##### DATASET EXCERPTS
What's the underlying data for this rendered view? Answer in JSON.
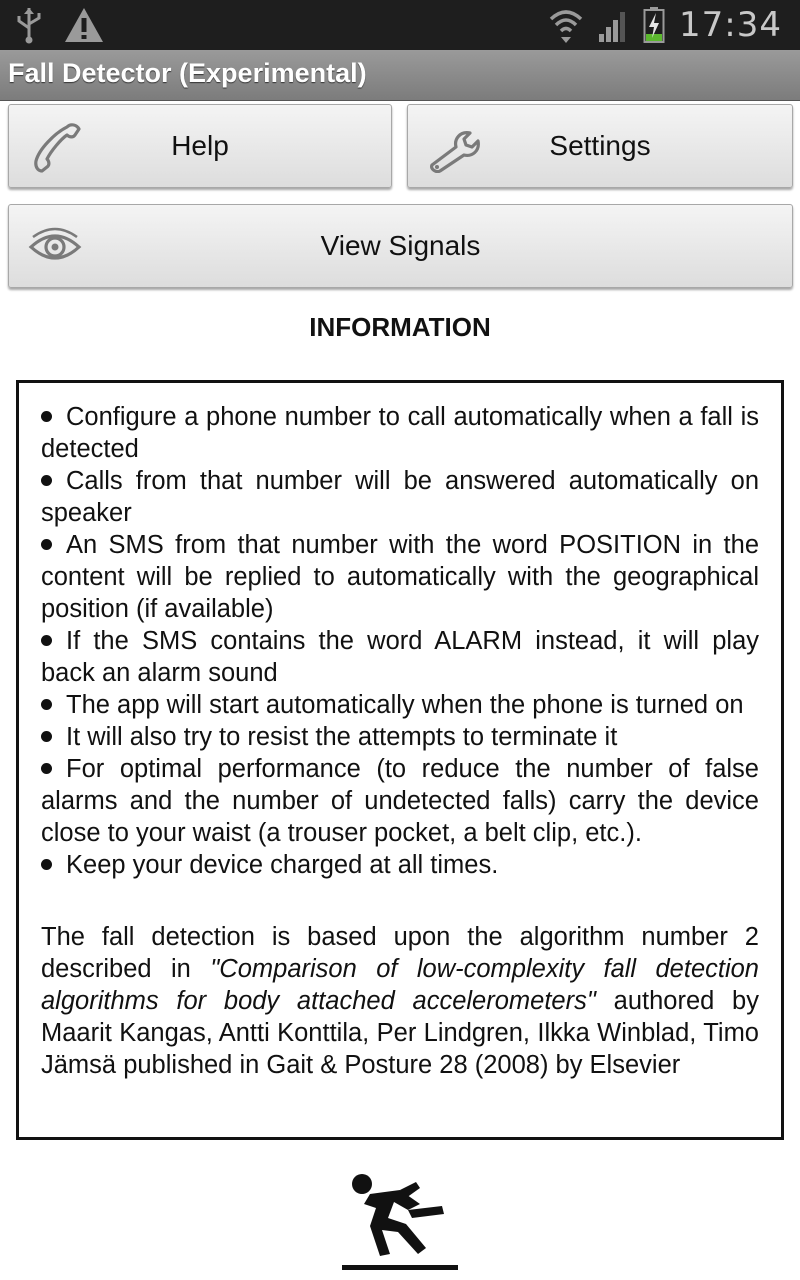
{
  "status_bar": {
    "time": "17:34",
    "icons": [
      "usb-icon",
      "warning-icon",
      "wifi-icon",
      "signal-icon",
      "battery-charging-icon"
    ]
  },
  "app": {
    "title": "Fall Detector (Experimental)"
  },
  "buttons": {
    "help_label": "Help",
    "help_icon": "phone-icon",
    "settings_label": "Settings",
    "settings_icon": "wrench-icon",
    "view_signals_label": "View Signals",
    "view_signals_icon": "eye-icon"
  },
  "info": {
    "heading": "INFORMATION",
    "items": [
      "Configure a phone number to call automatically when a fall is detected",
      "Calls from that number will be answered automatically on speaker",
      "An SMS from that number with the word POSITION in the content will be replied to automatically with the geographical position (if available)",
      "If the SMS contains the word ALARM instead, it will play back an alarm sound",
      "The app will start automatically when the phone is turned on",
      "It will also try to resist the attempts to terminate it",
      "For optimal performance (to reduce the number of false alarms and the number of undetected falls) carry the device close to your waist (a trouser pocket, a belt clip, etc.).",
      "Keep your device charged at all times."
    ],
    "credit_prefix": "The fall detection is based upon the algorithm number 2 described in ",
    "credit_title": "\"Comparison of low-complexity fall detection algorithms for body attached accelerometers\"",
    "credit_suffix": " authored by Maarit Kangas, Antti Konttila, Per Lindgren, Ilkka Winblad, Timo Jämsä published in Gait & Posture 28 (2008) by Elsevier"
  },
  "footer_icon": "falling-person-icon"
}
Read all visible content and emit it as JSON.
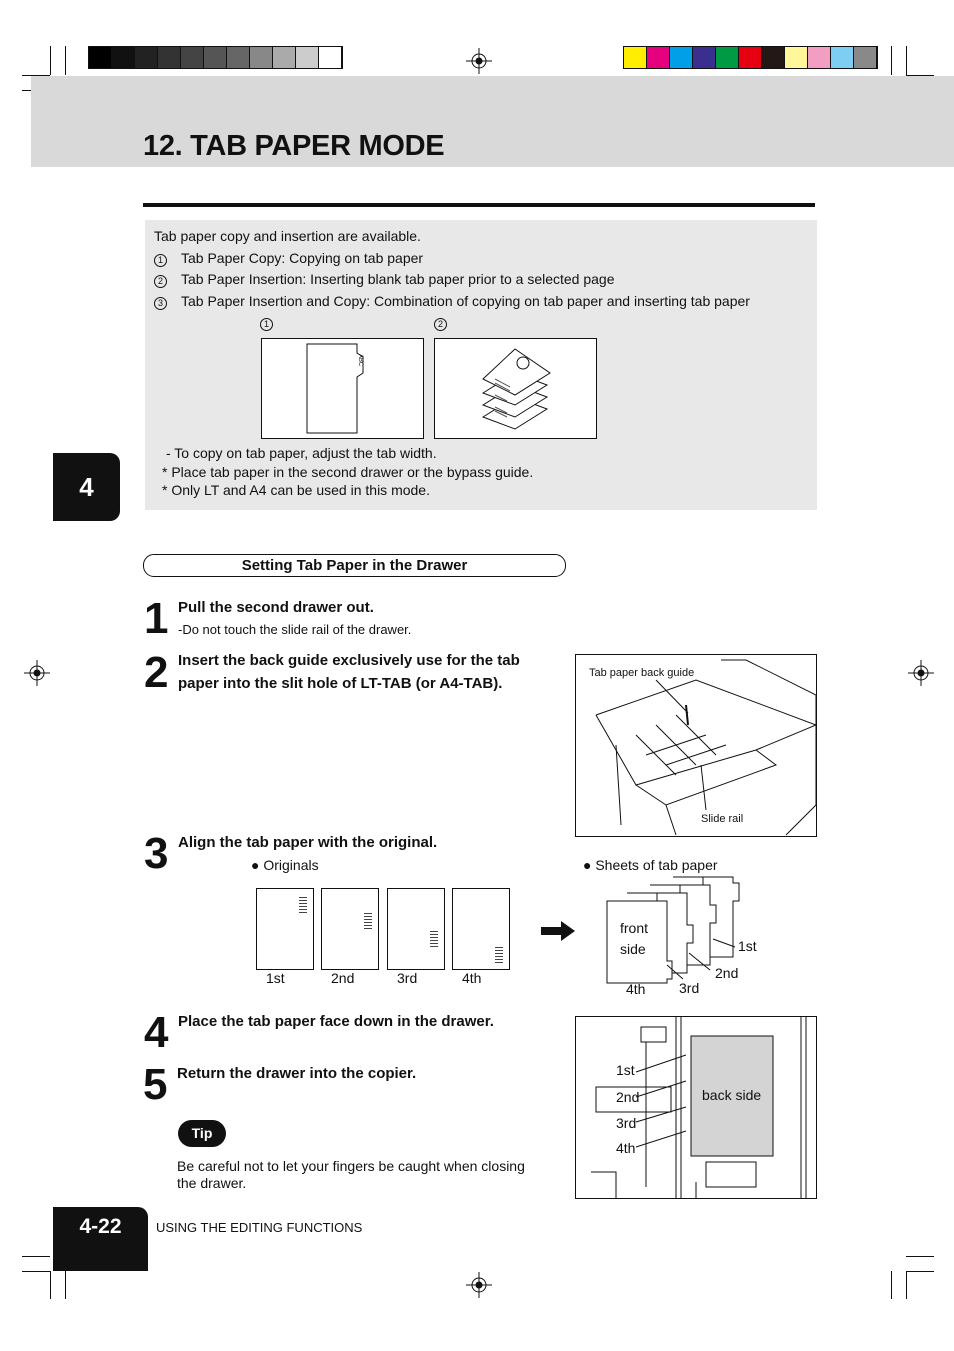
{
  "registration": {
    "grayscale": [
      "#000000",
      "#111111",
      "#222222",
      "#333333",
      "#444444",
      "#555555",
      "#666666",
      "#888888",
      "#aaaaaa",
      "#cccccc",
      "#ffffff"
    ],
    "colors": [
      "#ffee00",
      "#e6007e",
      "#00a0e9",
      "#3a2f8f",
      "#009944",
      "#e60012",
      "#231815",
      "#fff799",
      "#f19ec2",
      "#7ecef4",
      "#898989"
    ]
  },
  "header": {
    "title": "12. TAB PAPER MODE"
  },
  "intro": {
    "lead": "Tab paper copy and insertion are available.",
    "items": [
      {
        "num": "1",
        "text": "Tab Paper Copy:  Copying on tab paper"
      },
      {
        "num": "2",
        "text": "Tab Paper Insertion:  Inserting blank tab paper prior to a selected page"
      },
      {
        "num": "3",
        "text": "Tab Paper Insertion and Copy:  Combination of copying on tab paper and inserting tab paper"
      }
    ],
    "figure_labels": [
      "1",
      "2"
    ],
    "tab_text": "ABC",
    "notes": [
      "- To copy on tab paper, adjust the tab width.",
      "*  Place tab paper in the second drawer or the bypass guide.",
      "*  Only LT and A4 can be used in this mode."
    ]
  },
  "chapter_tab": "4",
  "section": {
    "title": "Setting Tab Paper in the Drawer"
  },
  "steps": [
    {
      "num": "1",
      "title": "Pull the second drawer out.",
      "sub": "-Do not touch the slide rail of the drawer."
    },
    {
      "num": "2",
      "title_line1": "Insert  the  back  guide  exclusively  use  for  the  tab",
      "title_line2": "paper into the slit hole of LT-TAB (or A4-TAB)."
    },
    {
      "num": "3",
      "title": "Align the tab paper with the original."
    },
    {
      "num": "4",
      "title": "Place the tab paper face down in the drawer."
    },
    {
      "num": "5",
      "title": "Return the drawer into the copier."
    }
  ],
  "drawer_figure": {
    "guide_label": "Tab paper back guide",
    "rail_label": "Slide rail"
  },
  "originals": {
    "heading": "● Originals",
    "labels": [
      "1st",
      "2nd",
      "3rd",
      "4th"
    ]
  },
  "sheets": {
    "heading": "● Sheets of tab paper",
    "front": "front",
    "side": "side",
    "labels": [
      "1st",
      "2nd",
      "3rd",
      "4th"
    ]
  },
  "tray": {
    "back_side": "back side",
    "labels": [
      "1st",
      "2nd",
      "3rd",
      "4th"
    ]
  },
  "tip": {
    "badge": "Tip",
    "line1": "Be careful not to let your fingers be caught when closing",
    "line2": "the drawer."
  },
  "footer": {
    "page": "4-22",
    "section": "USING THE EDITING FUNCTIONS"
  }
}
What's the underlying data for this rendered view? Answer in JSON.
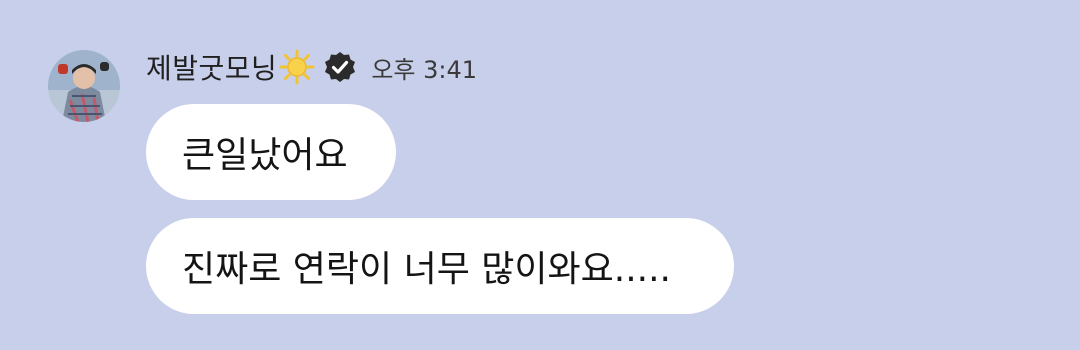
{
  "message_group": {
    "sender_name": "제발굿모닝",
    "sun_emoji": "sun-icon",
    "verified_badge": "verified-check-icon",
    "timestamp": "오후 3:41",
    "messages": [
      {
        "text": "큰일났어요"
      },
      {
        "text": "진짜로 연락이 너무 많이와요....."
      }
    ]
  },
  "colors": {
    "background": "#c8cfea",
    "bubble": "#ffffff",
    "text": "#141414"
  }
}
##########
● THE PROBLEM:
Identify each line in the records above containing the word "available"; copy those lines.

● EXERCISE ANSWER:
      "An SMS from that number with the word POSITION in the content will be replied to automatically with the geographical position (if available)",
    "lead": "Tab paper copy and insertion are available.",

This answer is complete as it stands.